START Records for processing
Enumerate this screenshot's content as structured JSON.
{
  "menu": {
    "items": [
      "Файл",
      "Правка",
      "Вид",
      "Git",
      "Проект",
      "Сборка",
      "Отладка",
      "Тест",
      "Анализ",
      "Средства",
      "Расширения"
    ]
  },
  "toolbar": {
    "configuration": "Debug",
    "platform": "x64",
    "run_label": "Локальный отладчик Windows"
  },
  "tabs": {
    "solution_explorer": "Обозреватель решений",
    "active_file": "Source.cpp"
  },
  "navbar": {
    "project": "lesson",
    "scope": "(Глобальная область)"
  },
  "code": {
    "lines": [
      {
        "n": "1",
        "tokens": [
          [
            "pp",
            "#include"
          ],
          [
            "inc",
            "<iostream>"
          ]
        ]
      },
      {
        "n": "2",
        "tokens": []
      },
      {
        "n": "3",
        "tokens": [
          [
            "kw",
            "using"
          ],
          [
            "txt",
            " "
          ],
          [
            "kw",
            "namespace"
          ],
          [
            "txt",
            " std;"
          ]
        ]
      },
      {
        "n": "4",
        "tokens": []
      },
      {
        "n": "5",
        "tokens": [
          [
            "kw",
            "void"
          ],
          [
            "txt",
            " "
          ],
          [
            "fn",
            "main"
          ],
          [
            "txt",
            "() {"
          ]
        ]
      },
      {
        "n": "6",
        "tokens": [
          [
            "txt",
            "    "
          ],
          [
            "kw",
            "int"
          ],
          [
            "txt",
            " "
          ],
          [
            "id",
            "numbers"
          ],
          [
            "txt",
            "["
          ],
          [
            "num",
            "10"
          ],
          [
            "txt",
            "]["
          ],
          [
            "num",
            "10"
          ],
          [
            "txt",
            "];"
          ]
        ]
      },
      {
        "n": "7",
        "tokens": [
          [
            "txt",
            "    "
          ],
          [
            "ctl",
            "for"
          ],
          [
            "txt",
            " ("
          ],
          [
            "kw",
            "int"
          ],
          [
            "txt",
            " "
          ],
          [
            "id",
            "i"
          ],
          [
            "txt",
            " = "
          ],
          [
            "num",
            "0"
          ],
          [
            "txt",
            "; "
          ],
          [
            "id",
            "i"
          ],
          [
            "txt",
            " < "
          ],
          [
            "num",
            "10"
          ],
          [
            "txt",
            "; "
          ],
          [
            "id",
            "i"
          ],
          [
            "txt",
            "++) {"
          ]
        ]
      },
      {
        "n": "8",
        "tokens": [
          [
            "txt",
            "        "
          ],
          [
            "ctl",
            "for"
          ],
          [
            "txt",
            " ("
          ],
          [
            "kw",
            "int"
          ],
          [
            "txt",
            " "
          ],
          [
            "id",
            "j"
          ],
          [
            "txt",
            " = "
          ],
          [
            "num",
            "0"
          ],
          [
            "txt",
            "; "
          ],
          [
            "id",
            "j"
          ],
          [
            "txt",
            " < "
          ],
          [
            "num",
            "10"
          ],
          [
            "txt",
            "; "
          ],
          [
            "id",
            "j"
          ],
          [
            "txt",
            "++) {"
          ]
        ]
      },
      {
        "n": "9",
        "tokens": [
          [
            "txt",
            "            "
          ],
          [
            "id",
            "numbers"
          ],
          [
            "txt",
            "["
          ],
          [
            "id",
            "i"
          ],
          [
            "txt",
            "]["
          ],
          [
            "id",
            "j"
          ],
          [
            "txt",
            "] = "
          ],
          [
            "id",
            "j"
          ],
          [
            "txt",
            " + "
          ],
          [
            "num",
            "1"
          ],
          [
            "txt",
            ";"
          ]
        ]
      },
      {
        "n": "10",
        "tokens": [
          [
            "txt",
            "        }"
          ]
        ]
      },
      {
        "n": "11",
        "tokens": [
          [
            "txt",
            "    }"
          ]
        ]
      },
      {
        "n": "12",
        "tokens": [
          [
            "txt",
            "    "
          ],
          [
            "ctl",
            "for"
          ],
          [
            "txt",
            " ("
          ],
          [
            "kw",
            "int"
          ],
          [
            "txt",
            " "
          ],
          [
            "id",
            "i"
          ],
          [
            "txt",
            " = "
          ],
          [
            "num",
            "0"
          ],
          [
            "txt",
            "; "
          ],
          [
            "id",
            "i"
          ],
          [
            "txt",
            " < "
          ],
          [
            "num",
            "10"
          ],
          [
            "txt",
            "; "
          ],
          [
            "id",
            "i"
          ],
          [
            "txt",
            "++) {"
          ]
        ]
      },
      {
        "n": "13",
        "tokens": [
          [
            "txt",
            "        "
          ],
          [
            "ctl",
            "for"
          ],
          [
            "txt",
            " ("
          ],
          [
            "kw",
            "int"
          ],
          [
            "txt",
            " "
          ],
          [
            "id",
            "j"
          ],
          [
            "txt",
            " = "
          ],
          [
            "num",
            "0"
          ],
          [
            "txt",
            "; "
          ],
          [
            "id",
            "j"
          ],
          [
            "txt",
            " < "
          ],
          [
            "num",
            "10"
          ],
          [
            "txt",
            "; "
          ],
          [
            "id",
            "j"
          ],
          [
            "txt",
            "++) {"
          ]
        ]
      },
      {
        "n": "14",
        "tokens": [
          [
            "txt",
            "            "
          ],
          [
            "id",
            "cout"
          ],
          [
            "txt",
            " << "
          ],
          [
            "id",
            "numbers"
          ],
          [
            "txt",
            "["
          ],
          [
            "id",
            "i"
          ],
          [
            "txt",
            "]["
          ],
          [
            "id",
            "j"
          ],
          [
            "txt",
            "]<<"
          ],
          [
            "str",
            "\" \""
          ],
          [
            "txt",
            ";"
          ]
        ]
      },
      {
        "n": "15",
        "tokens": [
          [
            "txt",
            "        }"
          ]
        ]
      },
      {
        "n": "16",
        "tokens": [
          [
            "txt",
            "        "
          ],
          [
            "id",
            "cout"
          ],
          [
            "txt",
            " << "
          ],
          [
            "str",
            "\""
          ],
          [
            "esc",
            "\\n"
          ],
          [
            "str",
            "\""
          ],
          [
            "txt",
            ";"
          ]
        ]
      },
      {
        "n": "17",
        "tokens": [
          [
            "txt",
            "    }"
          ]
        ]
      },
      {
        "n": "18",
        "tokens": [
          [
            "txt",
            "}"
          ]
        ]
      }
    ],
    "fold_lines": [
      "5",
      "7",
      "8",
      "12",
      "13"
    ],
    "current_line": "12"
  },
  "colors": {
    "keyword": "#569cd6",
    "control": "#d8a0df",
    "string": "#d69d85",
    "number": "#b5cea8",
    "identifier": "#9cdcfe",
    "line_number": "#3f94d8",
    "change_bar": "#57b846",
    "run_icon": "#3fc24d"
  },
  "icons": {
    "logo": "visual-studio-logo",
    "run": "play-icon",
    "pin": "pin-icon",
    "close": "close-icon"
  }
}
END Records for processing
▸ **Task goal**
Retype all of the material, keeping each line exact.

▸ **Answer box**
Enumerate this screenshot's content as structured JSON.
{
  "menu": {
    "items": [
      "Файл",
      "Правка",
      "Вид",
      "Git",
      "Проект",
      "Сборка",
      "Отладка",
      "Тест",
      "Анализ",
      "Средства",
      "Расширения"
    ]
  },
  "toolbar": {
    "configuration": "Debug",
    "platform": "x64",
    "run_label": "Локальный отладчик Windows"
  },
  "tabs": {
    "solution_explorer": "Обозреватель решений",
    "active_file": "Source.cpp"
  },
  "navbar": {
    "project": "lesson",
    "scope": "(Глобальная область)"
  },
  "code": {
    "lines": [
      {
        "n": "1",
        "tokens": [
          [
            "pp",
            "#include"
          ],
          [
            "inc",
            "<iostream>"
          ]
        ]
      },
      {
        "n": "2",
        "tokens": []
      },
      {
        "n": "3",
        "tokens": [
          [
            "kw",
            "using"
          ],
          [
            "txt",
            " "
          ],
          [
            "kw",
            "namespace"
          ],
          [
            "txt",
            " std;"
          ]
        ]
      },
      {
        "n": "4",
        "tokens": []
      },
      {
        "n": "5",
        "tokens": [
          [
            "kw",
            "void"
          ],
          [
            "txt",
            " "
          ],
          [
            "fn",
            "main"
          ],
          [
            "txt",
            "() {"
          ]
        ]
      },
      {
        "n": "6",
        "tokens": [
          [
            "txt",
            "    "
          ],
          [
            "kw",
            "int"
          ],
          [
            "txt",
            " "
          ],
          [
            "id",
            "numbers"
          ],
          [
            "txt",
            "["
          ],
          [
            "num",
            "10"
          ],
          [
            "txt",
            "]["
          ],
          [
            "num",
            "10"
          ],
          [
            "txt",
            "];"
          ]
        ]
      },
      {
        "n": "7",
        "tokens": [
          [
            "txt",
            "    "
          ],
          [
            "ctl",
            "for"
          ],
          [
            "txt",
            " ("
          ],
          [
            "kw",
            "int"
          ],
          [
            "txt",
            " "
          ],
          [
            "id",
            "i"
          ],
          [
            "txt",
            " = "
          ],
          [
            "num",
            "0"
          ],
          [
            "txt",
            "; "
          ],
          [
            "id",
            "i"
          ],
          [
            "txt",
            " < "
          ],
          [
            "num",
            "10"
          ],
          [
            "txt",
            "; "
          ],
          [
            "id",
            "i"
          ],
          [
            "txt",
            "++) {"
          ]
        ]
      },
      {
        "n": "8",
        "tokens": [
          [
            "txt",
            "        "
          ],
          [
            "ctl",
            "for"
          ],
          [
            "txt",
            " ("
          ],
          [
            "kw",
            "int"
          ],
          [
            "txt",
            " "
          ],
          [
            "id",
            "j"
          ],
          [
            "txt",
            " = "
          ],
          [
            "num",
            "0"
          ],
          [
            "txt",
            "; "
          ],
          [
            "id",
            "j"
          ],
          [
            "txt",
            " < "
          ],
          [
            "num",
            "10"
          ],
          [
            "txt",
            "; "
          ],
          [
            "id",
            "j"
          ],
          [
            "txt",
            "++) {"
          ]
        ]
      },
      {
        "n": "9",
        "tokens": [
          [
            "txt",
            "            "
          ],
          [
            "id",
            "numbers"
          ],
          [
            "txt",
            "["
          ],
          [
            "id",
            "i"
          ],
          [
            "txt",
            "]["
          ],
          [
            "id",
            "j"
          ],
          [
            "txt",
            "] = "
          ],
          [
            "id",
            "j"
          ],
          [
            "txt",
            " + "
          ],
          [
            "num",
            "1"
          ],
          [
            "txt",
            ";"
          ]
        ]
      },
      {
        "n": "10",
        "tokens": [
          [
            "txt",
            "        }"
          ]
        ]
      },
      {
        "n": "11",
        "tokens": [
          [
            "txt",
            "    }"
          ]
        ]
      },
      {
        "n": "12",
        "tokens": [
          [
            "txt",
            "    "
          ],
          [
            "ctl",
            "for"
          ],
          [
            "txt",
            " ("
          ],
          [
            "kw",
            "int"
          ],
          [
            "txt",
            " "
          ],
          [
            "id",
            "i"
          ],
          [
            "txt",
            " = "
          ],
          [
            "num",
            "0"
          ],
          [
            "txt",
            "; "
          ],
          [
            "id",
            "i"
          ],
          [
            "txt",
            " < "
          ],
          [
            "num",
            "10"
          ],
          [
            "txt",
            "; "
          ],
          [
            "id",
            "i"
          ],
          [
            "txt",
            "++) {"
          ]
        ]
      },
      {
        "n": "13",
        "tokens": [
          [
            "txt",
            "        "
          ],
          [
            "ctl",
            "for"
          ],
          [
            "txt",
            " ("
          ],
          [
            "kw",
            "int"
          ],
          [
            "txt",
            " "
          ],
          [
            "id",
            "j"
          ],
          [
            "txt",
            " = "
          ],
          [
            "num",
            "0"
          ],
          [
            "txt",
            "; "
          ],
          [
            "id",
            "j"
          ],
          [
            "txt",
            " < "
          ],
          [
            "num",
            "10"
          ],
          [
            "txt",
            "; "
          ],
          [
            "id",
            "j"
          ],
          [
            "txt",
            "++) {"
          ]
        ]
      },
      {
        "n": "14",
        "tokens": [
          [
            "txt",
            "            "
          ],
          [
            "id",
            "cout"
          ],
          [
            "txt",
            " << "
          ],
          [
            "id",
            "numbers"
          ],
          [
            "txt",
            "["
          ],
          [
            "id",
            "i"
          ],
          [
            "txt",
            "]["
          ],
          [
            "id",
            "j"
          ],
          [
            "txt",
            "]<<"
          ],
          [
            "str",
            "\" \""
          ],
          [
            "txt",
            ";"
          ]
        ]
      },
      {
        "n": "15",
        "tokens": [
          [
            "txt",
            "        }"
          ]
        ]
      },
      {
        "n": "16",
        "tokens": [
          [
            "txt",
            "        "
          ],
          [
            "id",
            "cout"
          ],
          [
            "txt",
            " << "
          ],
          [
            "str",
            "\""
          ],
          [
            "esc",
            "\\n"
          ],
          [
            "str",
            "\""
          ],
          [
            "txt",
            ";"
          ]
        ]
      },
      {
        "n": "17",
        "tokens": [
          [
            "txt",
            "    }"
          ]
        ]
      },
      {
        "n": "18",
        "tokens": [
          [
            "txt",
            "}"
          ]
        ]
      }
    ],
    "fold_lines": [
      "5",
      "7",
      "8",
      "12",
      "13"
    ],
    "current_line": "12"
  },
  "colors": {
    "keyword": "#569cd6",
    "control": "#d8a0df",
    "string": "#d69d85",
    "number": "#b5cea8",
    "identifier": "#9cdcfe",
    "line_number": "#3f94d8",
    "change_bar": "#57b846",
    "run_icon": "#3fc24d"
  },
  "icons": {
    "logo": "visual-studio-logo",
    "run": "play-icon",
    "pin": "pin-icon",
    "close": "close-icon"
  }
}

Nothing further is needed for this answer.